EXERCISE AIM → Copy all the entries below exactly, but not the pictures.

(Data entries)
################

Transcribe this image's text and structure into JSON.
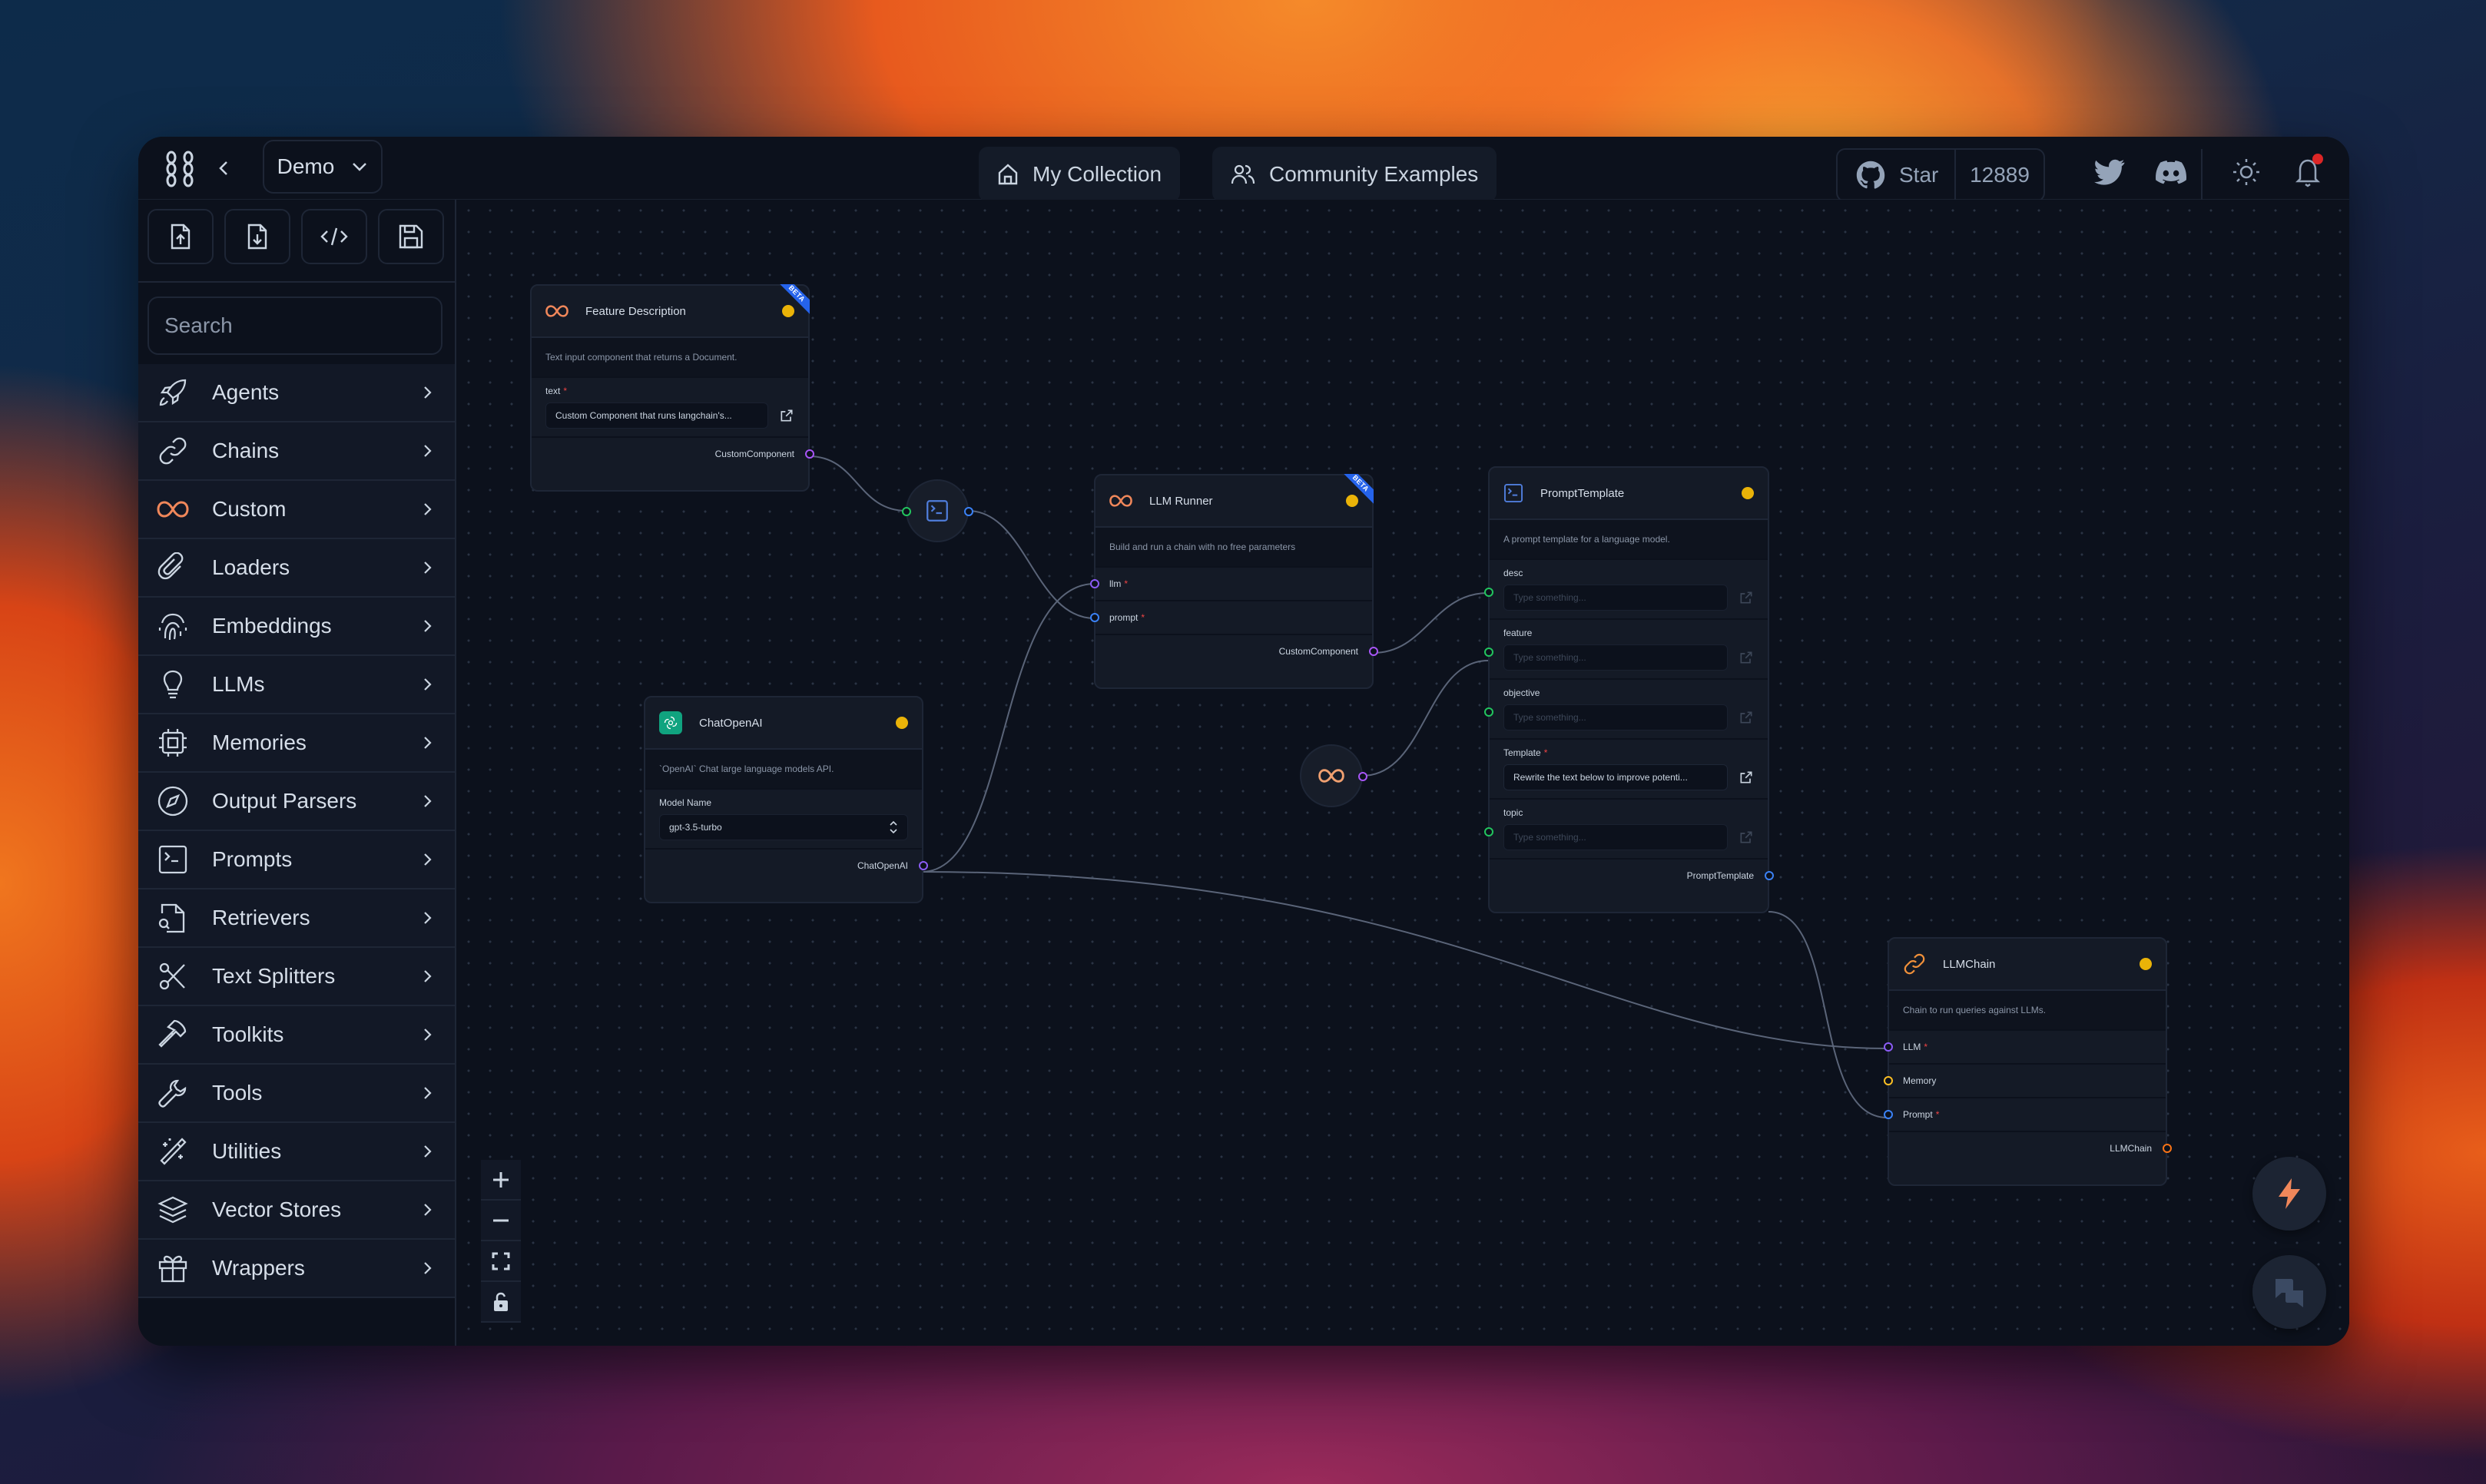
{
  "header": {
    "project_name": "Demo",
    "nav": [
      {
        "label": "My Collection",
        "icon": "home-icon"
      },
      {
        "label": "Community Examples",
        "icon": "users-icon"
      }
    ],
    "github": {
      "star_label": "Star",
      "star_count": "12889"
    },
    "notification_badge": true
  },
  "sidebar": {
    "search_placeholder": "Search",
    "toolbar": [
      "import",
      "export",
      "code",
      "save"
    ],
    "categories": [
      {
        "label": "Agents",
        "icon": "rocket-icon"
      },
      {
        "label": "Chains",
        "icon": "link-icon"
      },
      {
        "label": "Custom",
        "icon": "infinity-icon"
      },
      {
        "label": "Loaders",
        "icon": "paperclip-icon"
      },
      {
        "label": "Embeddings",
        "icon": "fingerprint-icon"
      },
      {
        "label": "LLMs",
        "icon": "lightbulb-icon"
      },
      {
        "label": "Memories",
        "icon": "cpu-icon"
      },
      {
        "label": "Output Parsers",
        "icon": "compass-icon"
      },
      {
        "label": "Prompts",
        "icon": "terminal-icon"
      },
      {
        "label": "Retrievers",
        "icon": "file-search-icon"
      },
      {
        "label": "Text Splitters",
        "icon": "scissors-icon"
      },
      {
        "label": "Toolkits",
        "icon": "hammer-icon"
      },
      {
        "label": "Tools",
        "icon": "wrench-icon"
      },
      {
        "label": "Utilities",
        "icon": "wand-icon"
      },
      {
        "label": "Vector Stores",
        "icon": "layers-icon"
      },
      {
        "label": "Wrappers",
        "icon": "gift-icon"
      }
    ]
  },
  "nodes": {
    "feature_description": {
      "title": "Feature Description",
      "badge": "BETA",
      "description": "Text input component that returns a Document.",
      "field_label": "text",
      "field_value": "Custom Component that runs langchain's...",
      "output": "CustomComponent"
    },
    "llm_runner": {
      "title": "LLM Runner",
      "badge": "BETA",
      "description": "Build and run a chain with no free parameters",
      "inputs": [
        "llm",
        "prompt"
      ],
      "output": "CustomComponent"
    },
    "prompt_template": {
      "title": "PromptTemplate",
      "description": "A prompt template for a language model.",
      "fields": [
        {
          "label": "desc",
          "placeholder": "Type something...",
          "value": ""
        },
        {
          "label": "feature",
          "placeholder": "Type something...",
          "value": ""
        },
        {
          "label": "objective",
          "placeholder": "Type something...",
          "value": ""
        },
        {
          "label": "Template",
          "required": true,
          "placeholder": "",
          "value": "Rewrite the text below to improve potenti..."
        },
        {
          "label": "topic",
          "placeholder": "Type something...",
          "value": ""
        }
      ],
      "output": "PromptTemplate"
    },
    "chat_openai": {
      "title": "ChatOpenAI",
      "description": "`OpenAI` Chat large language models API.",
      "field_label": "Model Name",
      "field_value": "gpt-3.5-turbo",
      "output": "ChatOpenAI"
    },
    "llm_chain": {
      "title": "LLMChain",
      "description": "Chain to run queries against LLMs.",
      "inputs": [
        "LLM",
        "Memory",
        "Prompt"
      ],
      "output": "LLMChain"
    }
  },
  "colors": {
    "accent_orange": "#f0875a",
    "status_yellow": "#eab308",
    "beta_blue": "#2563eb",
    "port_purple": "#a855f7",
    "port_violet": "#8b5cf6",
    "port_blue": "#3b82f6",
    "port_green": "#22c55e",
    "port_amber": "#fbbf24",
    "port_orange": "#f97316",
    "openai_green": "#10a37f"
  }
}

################

PROBLEM SOLUTION →
Transcribe this image's text and structure into JSON.
{
  "header": {
    "project_name": "Demo",
    "nav": [
      {
        "label": "My Collection",
        "icon": "home-icon"
      },
      {
        "label": "Community Examples",
        "icon": "users-icon"
      }
    ],
    "github": {
      "star_label": "Star",
      "star_count": "12889"
    },
    "notification_badge": true
  },
  "sidebar": {
    "search_placeholder": "Search",
    "toolbar": [
      "import",
      "export",
      "code",
      "save"
    ],
    "categories": [
      {
        "label": "Agents",
        "icon": "rocket-icon"
      },
      {
        "label": "Chains",
        "icon": "link-icon"
      },
      {
        "label": "Custom",
        "icon": "infinity-icon"
      },
      {
        "label": "Loaders",
        "icon": "paperclip-icon"
      },
      {
        "label": "Embeddings",
        "icon": "fingerprint-icon"
      },
      {
        "label": "LLMs",
        "icon": "lightbulb-icon"
      },
      {
        "label": "Memories",
        "icon": "cpu-icon"
      },
      {
        "label": "Output Parsers",
        "icon": "compass-icon"
      },
      {
        "label": "Prompts",
        "icon": "terminal-icon"
      },
      {
        "label": "Retrievers",
        "icon": "file-search-icon"
      },
      {
        "label": "Text Splitters",
        "icon": "scissors-icon"
      },
      {
        "label": "Toolkits",
        "icon": "hammer-icon"
      },
      {
        "label": "Tools",
        "icon": "wrench-icon"
      },
      {
        "label": "Utilities",
        "icon": "wand-icon"
      },
      {
        "label": "Vector Stores",
        "icon": "layers-icon"
      },
      {
        "label": "Wrappers",
        "icon": "gift-icon"
      }
    ]
  },
  "nodes": {
    "feature_description": {
      "title": "Feature Description",
      "badge": "BETA",
      "description": "Text input component that returns a Document.",
      "field_label": "text",
      "field_value": "Custom Component that runs langchain's...",
      "output": "CustomComponent"
    },
    "llm_runner": {
      "title": "LLM Runner",
      "badge": "BETA",
      "description": "Build and run a chain with no free parameters",
      "inputs": [
        "llm",
        "prompt"
      ],
      "output": "CustomComponent"
    },
    "prompt_template": {
      "title": "PromptTemplate",
      "description": "A prompt template for a language model.",
      "fields": [
        {
          "label": "desc",
          "placeholder": "Type something...",
          "value": ""
        },
        {
          "label": "feature",
          "placeholder": "Type something...",
          "value": ""
        },
        {
          "label": "objective",
          "placeholder": "Type something...",
          "value": ""
        },
        {
          "label": "Template",
          "required": true,
          "placeholder": "",
          "value": "Rewrite the text below to improve potenti..."
        },
        {
          "label": "topic",
          "placeholder": "Type something...",
          "value": ""
        }
      ],
      "output": "PromptTemplate"
    },
    "chat_openai": {
      "title": "ChatOpenAI",
      "description": "`OpenAI` Chat large language models API.",
      "field_label": "Model Name",
      "field_value": "gpt-3.5-turbo",
      "output": "ChatOpenAI"
    },
    "llm_chain": {
      "title": "LLMChain",
      "description": "Chain to run queries against LLMs.",
      "inputs": [
        "LLM",
        "Memory",
        "Prompt"
      ],
      "output": "LLMChain"
    }
  },
  "colors": {
    "accent_orange": "#f0875a",
    "status_yellow": "#eab308",
    "beta_blue": "#2563eb",
    "port_purple": "#a855f7",
    "port_violet": "#8b5cf6",
    "port_blue": "#3b82f6",
    "port_green": "#22c55e",
    "port_amber": "#fbbf24",
    "port_orange": "#f97316",
    "openai_green": "#10a37f"
  }
}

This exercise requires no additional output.